    18,474
    Likes Received:
    341
    Re: How low can my ph safely go?

    Well, with a KH of 1.5, which I had, actually it was 20ppm, so 1.2 or so.....
    The pH will be about 6.1 or thereabouts.

    If you have other things monkeying with the alkalinity, then perhaps lower.
    6.2 should give you 28ppm or so.

    Less than the pH issue, the CO2 that gases your fish is much more what should concern you or anyone. Low pH is nothing.
    These fish can be found at pH's of 5.0.

    Regards,
    Tom Barr
     
  3. VaughnH

    VaughnH Lifetime Charter Member
    Lifetime Member

    Joined:
    Jan 24, 2005
    Messages:
    2,892
    Likes Received:
    21
    Re: How low can my ph safely go?

    On APC Edward is proposing that the lowest pH that CO2 can cause is about 5.0, so pH crashes can only drop the pH that low. He is advocating ignoring KH rather than trying to raise it with bicarbonate of soda. Is this a good idea?
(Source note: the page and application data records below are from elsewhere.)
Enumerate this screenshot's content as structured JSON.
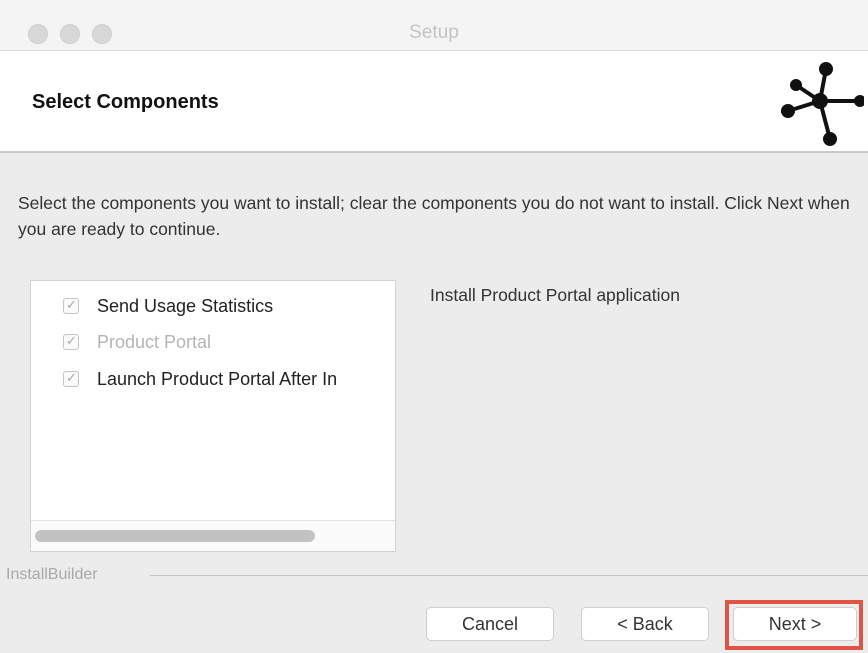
{
  "window": {
    "title": "Setup"
  },
  "header": {
    "title": "Select Components",
    "logo_icon": "installbuilder-star-logo-icon"
  },
  "instructions": "Select the components you want to install; clear the components you do not want to install. Click Next when you are ready to continue.",
  "components": [
    {
      "label": "Send Usage Statistics",
      "checked": true,
      "enabled": true
    },
    {
      "label": "Product Portal",
      "checked": true,
      "enabled": false
    },
    {
      "label": "Launch Product Portal After In",
      "checked": true,
      "enabled": true
    }
  ],
  "component_description": "Install Product Portal application",
  "footer": {
    "brand": "InstallBuilder",
    "cancel_label": "Cancel",
    "back_label": "< Back",
    "next_label": "Next >",
    "highlight_color": "#e05444"
  }
}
I kinda think it is.
     
  4. sherry

    sherry Guru Class Expert

    Joined:
    Feb 23, 2006
    Messages:
    139
    Likes Received:
    0
    Re: How low can my ph safely go?

    the fish seem fine..
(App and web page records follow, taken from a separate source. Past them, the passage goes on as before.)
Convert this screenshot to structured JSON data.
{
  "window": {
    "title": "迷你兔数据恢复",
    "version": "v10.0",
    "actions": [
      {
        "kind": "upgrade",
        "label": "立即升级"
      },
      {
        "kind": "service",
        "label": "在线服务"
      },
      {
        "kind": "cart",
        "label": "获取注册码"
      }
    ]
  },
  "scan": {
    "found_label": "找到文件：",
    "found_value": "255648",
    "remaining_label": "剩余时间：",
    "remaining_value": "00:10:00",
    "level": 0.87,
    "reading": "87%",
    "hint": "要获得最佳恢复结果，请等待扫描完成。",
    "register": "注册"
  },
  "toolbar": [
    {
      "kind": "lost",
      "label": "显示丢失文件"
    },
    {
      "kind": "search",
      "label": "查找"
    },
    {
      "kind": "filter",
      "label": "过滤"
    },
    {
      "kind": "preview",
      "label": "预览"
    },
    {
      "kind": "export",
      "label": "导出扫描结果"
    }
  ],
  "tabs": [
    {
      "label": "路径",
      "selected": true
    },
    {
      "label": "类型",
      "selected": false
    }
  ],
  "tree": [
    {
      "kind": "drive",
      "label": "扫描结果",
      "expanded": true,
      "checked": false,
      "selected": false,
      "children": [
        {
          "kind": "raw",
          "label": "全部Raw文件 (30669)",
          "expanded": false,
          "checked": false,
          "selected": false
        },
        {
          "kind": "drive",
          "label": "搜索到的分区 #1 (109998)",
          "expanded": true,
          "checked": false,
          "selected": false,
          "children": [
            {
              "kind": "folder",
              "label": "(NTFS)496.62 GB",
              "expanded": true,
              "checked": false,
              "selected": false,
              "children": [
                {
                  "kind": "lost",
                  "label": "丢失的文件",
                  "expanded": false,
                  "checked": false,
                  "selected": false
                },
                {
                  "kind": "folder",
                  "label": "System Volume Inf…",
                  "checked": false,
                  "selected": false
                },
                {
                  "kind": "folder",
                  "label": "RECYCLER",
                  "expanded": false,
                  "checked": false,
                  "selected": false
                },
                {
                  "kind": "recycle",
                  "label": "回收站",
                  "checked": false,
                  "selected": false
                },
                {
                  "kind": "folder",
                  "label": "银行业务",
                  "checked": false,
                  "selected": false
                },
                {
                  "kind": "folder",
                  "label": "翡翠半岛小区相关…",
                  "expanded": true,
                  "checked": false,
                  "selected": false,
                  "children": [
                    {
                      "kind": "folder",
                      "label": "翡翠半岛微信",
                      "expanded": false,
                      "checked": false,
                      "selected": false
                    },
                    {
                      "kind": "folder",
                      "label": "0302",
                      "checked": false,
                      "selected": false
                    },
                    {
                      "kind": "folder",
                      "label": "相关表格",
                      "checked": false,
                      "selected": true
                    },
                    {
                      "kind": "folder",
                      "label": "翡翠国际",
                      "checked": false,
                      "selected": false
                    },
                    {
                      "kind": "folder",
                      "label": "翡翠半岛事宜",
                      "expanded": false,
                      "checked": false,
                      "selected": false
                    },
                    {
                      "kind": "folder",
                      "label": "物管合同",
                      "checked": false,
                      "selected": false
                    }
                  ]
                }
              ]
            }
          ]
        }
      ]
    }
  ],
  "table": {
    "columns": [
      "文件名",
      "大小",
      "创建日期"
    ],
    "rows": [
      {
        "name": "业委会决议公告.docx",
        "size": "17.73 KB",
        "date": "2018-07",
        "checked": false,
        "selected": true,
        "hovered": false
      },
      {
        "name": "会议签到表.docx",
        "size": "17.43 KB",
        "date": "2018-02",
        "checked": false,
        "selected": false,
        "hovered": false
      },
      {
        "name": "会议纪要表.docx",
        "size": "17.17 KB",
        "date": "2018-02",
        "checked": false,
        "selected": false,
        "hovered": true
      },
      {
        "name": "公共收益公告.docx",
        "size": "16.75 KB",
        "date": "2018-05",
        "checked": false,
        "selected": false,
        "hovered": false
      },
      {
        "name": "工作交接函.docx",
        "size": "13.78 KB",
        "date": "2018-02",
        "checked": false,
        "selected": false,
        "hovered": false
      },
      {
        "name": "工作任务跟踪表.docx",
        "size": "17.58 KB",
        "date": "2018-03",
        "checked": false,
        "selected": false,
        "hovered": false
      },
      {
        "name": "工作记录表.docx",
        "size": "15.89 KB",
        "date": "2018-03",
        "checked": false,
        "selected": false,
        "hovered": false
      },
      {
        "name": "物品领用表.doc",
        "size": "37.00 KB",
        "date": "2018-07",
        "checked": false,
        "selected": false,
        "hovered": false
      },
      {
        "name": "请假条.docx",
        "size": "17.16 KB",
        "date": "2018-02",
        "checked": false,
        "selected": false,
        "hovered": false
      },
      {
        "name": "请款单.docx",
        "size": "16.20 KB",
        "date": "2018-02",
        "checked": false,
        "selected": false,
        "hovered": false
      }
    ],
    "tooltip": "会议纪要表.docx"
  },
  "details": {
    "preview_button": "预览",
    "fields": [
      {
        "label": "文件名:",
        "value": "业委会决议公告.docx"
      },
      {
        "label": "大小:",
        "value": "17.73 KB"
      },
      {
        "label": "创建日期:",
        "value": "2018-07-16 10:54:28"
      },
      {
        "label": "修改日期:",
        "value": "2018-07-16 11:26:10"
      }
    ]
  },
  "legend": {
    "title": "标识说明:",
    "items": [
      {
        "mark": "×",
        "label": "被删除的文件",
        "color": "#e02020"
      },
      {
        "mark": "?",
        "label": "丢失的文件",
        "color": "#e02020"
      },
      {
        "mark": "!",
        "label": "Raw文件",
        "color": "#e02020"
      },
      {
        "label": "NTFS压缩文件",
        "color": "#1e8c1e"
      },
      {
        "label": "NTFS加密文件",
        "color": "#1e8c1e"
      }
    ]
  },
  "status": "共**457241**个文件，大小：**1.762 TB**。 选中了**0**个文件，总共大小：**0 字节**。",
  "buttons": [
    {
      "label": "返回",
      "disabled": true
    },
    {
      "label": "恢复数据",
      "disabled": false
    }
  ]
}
    I changed one more thing, I finally added nitrate... I resisted for a while convinced my bioload added plenty. Finally I cut down on feeding to once a day... from twice.. and got a lamotte kit and discovered my nitrates were only 8, so I dosed.. and within four days my stunted macrandra started putting out REAL leaves!!!!
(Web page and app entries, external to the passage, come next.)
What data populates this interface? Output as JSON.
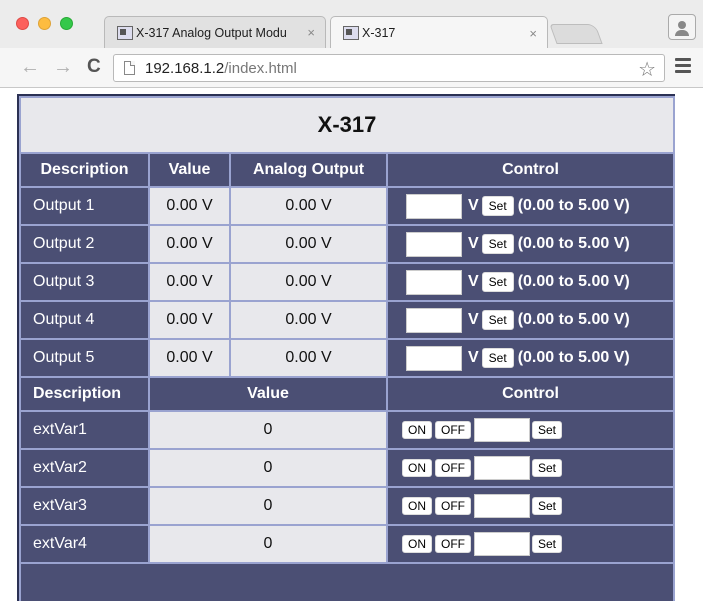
{
  "browser": {
    "tabs": [
      {
        "title": "X-317 Analog Output Modu",
        "close": "×"
      },
      {
        "title": "X-317",
        "close": "×"
      }
    ],
    "url_host": "192.168.1.2",
    "url_path": "/index.html",
    "nav": {
      "back": "←",
      "forward": "→",
      "reload": "C",
      "star": "☆"
    }
  },
  "page": {
    "title": "X-317",
    "outputs_header": {
      "description": "Description",
      "value": "Value",
      "analog_output": "Analog Output",
      "control": "Control"
    },
    "outputs": [
      {
        "description": "Output 1",
        "value": "0.00 V",
        "analog_output": "0.00 V",
        "unit": "V",
        "set_label": "Set",
        "range": "(0.00 to 5.00 V)",
        "input_value": ""
      },
      {
        "description": "Output 2",
        "value": "0.00 V",
        "analog_output": "0.00 V",
        "unit": "V",
        "set_label": "Set",
        "range": "(0.00 to 5.00 V)",
        "input_value": ""
      },
      {
        "description": "Output 3",
        "value": "0.00 V",
        "analog_output": "0.00 V",
        "unit": "V",
        "set_label": "Set",
        "range": "(0.00 to 5.00 V)",
        "input_value": ""
      },
      {
        "description": "Output 4",
        "value": "0.00 V",
        "analog_output": "0.00 V",
        "unit": "V",
        "set_label": "Set",
        "range": "(0.00 to 5.00 V)",
        "input_value": ""
      },
      {
        "description": "Output 5",
        "value": "0.00 V",
        "analog_output": "0.00 V",
        "unit": "V",
        "set_label": "Set",
        "range": "(0.00 to 5.00 V)",
        "input_value": ""
      }
    ],
    "vars_header": {
      "description": "Description",
      "value": "Value",
      "control": "Control"
    },
    "vars": [
      {
        "description": "extVar1",
        "value": "0",
        "on_label": "ON",
        "off_label": "OFF",
        "set_label": "Set",
        "input_value": ""
      },
      {
        "description": "extVar2",
        "value": "0",
        "on_label": "ON",
        "off_label": "OFF",
        "set_label": "Set",
        "input_value": ""
      },
      {
        "description": "extVar3",
        "value": "0",
        "on_label": "ON",
        "off_label": "OFF",
        "set_label": "Set",
        "input_value": ""
      },
      {
        "description": "extVar4",
        "value": "0",
        "on_label": "ON",
        "off_label": "OFF",
        "set_label": "Set",
        "input_value": ""
      }
    ]
  }
}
    so I will keep the ph at 6, avoid the kh boosters, and see how the plants like it ;)
     
  5. Tom Barr

    Tom Barr Founder
    Staff Member Administrator Social Group Admin

    Joined:
    Jan 23, 2005
    Messages:
    18,474
    Likes Received:
    341
    Re: How low can my ph safely go?

    Well it depends, if you want some method to measure the CO2, then yes.

    Kinda of funny, for all the carrying on he did about PPS and measurements, guessing and all.......he suggest no KH for CO2........the biggest/largest/most important fraction of all the fertilizers in terms of percentage of plant biomass.........

    But you need to test for NO3 and PO4 and add "just enough".........okay........
    If you want to make a stand about measurements and adding just enough ferts, then it should start with CO2........

    "Low KH" is quite another matter.

    There are many post going back a decade on low KH (Paul Sears suggested there was nothing at all wrong with a KH of 1 and corrected me here), the fear was that the pH caused issues and that the plants might go after the HCO3......but if you have enough CO2 to begin with, then the plants will leave it alone.

    http://fins.actwin.com/aquatic-plants/month.200105/msg00389.html

    Low KH references long pre date such musings.
    They go back to using CO2 back in the 1970's and 1980's for the hobby when Dupla started selling CO2 systems. I have references going back to 1962 for DIY yeast CO2, but no mention of measuring CO2 in the hobby.

    I gave a simple method to measure the CO2 even if you have no KH by raising the KH up to 1, taking a measurement, then doing several RO water changes to remove the rest of the KH while maintaining the same CO2 flow rates.

    By maintaining the same CO2 rates, you no longer can use the pH/KH table, but..........now you know the same CO2 rate is being added, so you can assume that the plant's uptake and concentration of CO2ppm is still the same, the KH does not do anything to that, it just affects pH/CO2 measurements is all.

    So adding 30ppm at a KH of 1, will still be adding 30ppm at a KH of zero, the rate of CO2 being added has remained the same, you just changed the KH.

    Often, most stuff has been hashed over and over in the past. It's wise to look back and see.

    The same type of method used to measure CO2 without any KH, can also be used to non carbonate buffered systems such as soft peat tannins water.
    You use a sample of tap/something with KH and no to very little peat/tannins to set the CO2, then add the peat back. A large series of water changes can suffice with measurement right afterwards for CO2/KH and then you can back off the water changes and assume the rate of CO2 and the ppm is still the same even though the KH/pH are now being altered.

    The same is true for the ADA aqua soil effects on pH/KH.
    Do some very large water changes to dial in the CO2.

    Regards,
    Tom Barr
     
Loading...

Share This Page